back to the beginning

Roughly eight years ago, I made the decision to move to Taiwan for what I thought would be a seven-month period. I thought I was going to go to grad school in the fall of 2011, but as it turned out, I ended up staying in Asia for almost three years — two in Taiwan and one in Hong Kong. These experiences changed my life forever, and it is partly because of them that I’m studying Rhetoric, Writing, and Linguistics at the University of Tennessee today. For my final project last semester, I addressed metaphor theory in Mandarin. I won’t go into detail about metaphor theory here, but I wanted to share at least part of my final paper with you, as it highlights experiences that have made me me and greatly influence some of the things you see on my blog today. My story starts right around New Year Eve 2010. I started teaching in Taiwan in January, 2010.

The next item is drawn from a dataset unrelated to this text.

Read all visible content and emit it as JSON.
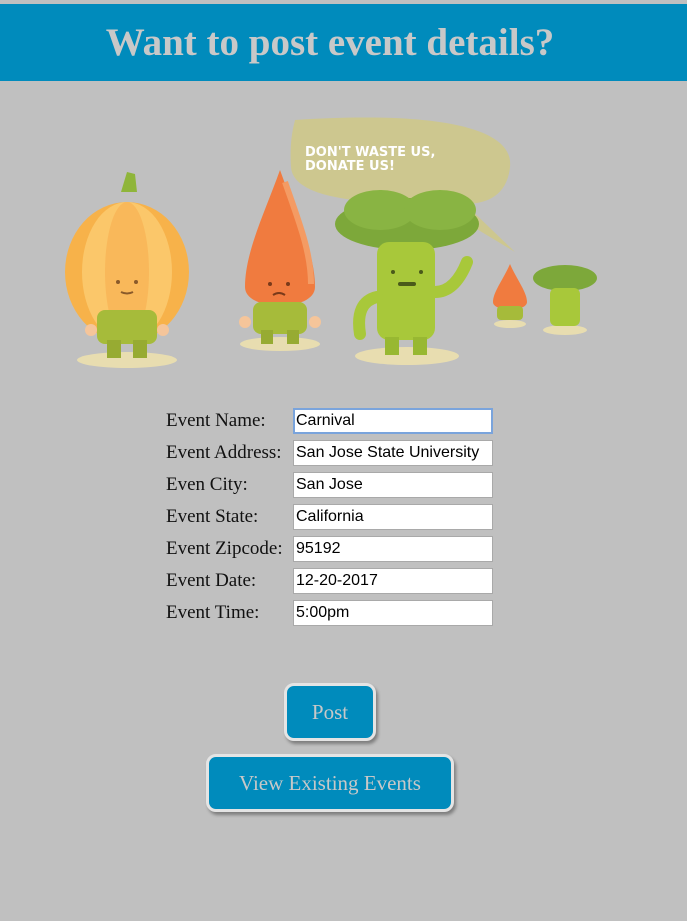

I didn’t know anything about Taiwan when I was invited to teach there in the summer of 2009. I didn’t know what language was spoken, or what the climate was like, or, sadly, even where it was located. “It’s right off the coast of China,” my friend Laura* told me. “It’s really cool, and the kids are great. We live in Sanzhi, about 20 minutes from work. I’m thinking about buying a scooter.” (The rest of the teachers commuted to work in a van together, apparently, or took a bus to the closest MRT station to get into Taipei.) Laura was not the most detail-oriented and talked fast when she was excited. Continue reading